=== Task goal ===
Find each line of the material below in which the word "Yağız" occurs, and return it.

=== Entries supplied ===
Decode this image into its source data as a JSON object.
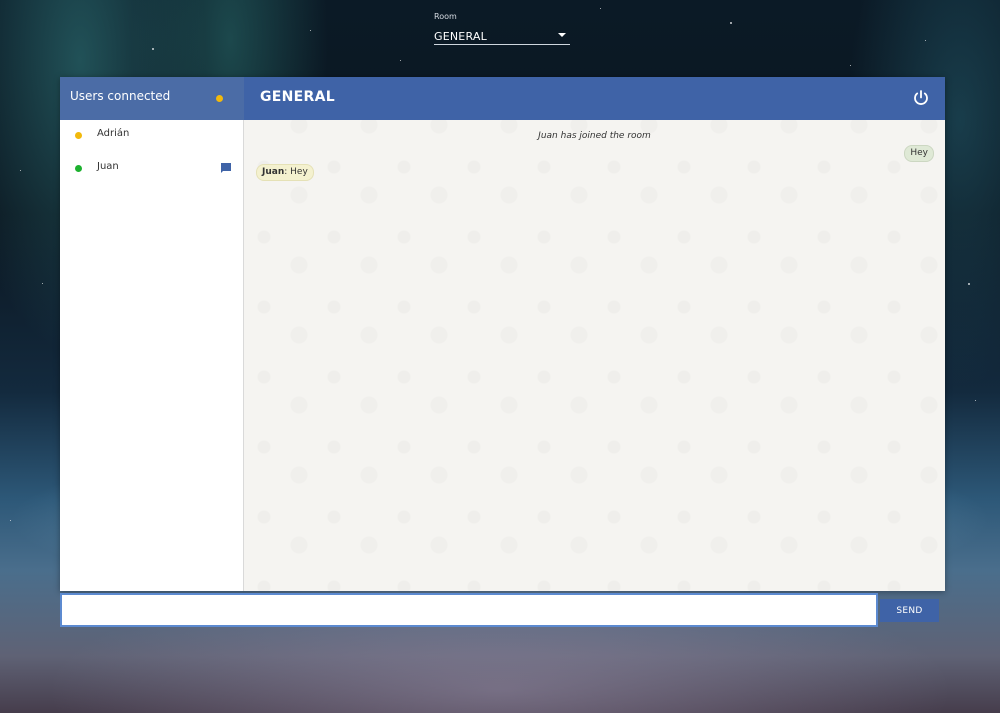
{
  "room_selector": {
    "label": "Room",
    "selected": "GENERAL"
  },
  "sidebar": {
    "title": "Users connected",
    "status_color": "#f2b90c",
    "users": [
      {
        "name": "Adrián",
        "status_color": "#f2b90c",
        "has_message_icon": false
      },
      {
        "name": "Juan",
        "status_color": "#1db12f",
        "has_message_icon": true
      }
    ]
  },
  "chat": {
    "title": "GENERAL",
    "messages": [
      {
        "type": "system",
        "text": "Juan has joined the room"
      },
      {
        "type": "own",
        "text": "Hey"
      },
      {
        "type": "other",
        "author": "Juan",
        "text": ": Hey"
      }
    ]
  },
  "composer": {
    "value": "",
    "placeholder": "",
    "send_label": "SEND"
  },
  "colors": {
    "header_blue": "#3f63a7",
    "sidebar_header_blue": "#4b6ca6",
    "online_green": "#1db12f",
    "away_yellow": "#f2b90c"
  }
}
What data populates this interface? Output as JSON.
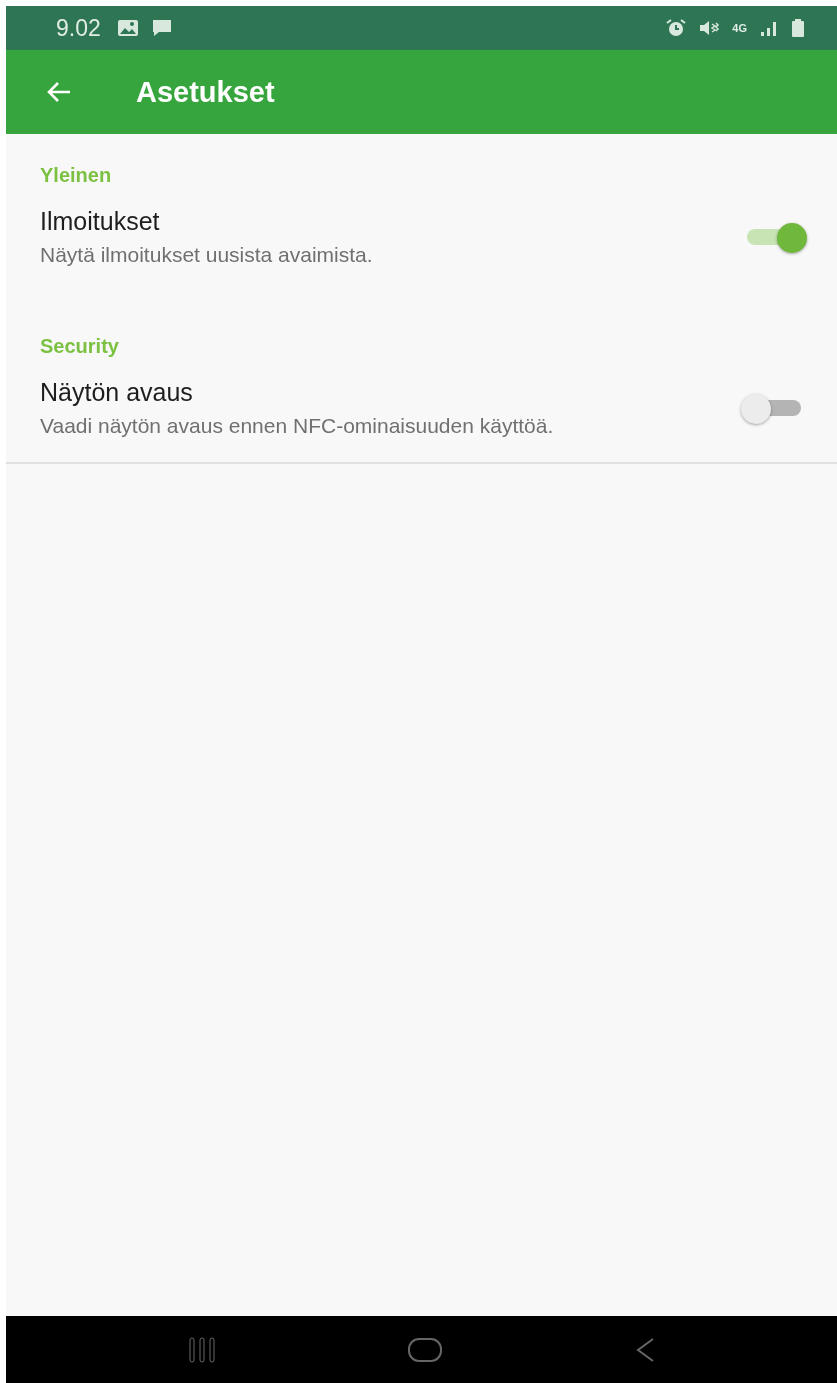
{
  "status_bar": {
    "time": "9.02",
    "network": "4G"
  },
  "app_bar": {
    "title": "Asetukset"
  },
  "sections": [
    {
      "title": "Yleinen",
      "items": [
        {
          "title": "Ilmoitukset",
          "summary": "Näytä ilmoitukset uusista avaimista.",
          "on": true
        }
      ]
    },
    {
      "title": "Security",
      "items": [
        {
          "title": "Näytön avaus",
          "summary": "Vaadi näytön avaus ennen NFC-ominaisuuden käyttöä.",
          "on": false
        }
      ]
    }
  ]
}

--

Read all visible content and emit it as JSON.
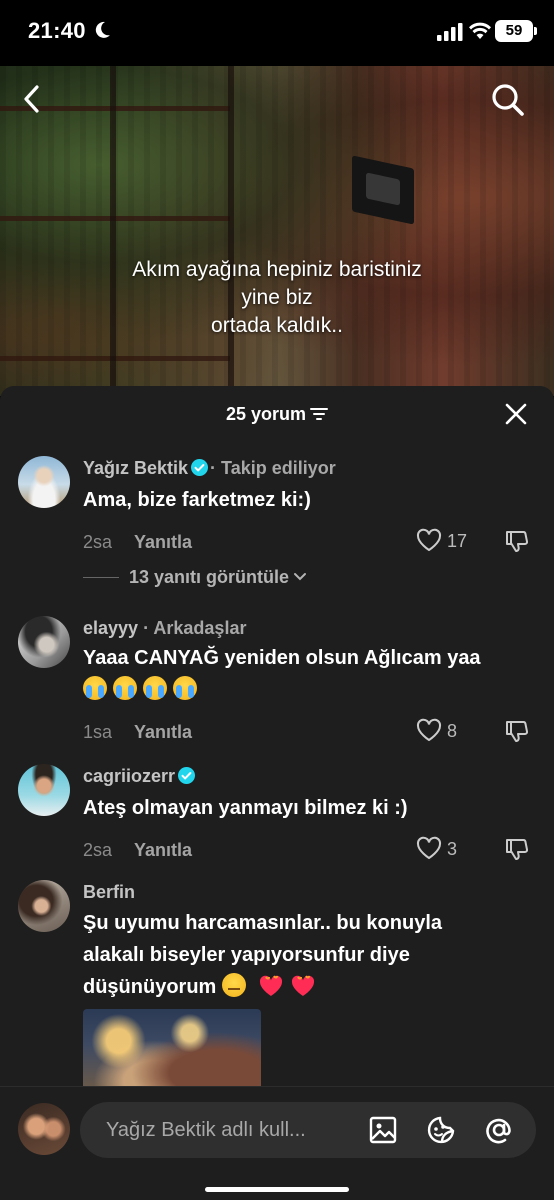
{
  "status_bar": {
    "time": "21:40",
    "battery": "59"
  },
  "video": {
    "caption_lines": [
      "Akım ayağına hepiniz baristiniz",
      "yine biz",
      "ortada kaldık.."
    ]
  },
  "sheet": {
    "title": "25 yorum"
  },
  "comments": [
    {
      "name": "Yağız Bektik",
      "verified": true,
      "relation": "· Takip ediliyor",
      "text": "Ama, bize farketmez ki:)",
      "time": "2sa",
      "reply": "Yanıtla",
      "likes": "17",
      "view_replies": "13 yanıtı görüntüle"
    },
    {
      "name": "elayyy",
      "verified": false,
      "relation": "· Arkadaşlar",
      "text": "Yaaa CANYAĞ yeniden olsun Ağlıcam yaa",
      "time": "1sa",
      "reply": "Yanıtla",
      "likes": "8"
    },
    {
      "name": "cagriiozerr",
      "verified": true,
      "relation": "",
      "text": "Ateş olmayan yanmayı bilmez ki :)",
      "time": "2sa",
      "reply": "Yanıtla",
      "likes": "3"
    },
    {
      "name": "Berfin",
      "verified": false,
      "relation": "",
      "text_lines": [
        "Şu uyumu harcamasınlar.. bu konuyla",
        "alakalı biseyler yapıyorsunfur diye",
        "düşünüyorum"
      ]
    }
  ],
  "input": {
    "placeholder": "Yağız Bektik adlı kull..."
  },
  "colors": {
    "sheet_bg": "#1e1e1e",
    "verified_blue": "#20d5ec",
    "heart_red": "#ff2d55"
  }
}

=== Answer section ===
      "name": "Yağız Bektik",
    "placeholder": "Yağız Bektik adlı kull..."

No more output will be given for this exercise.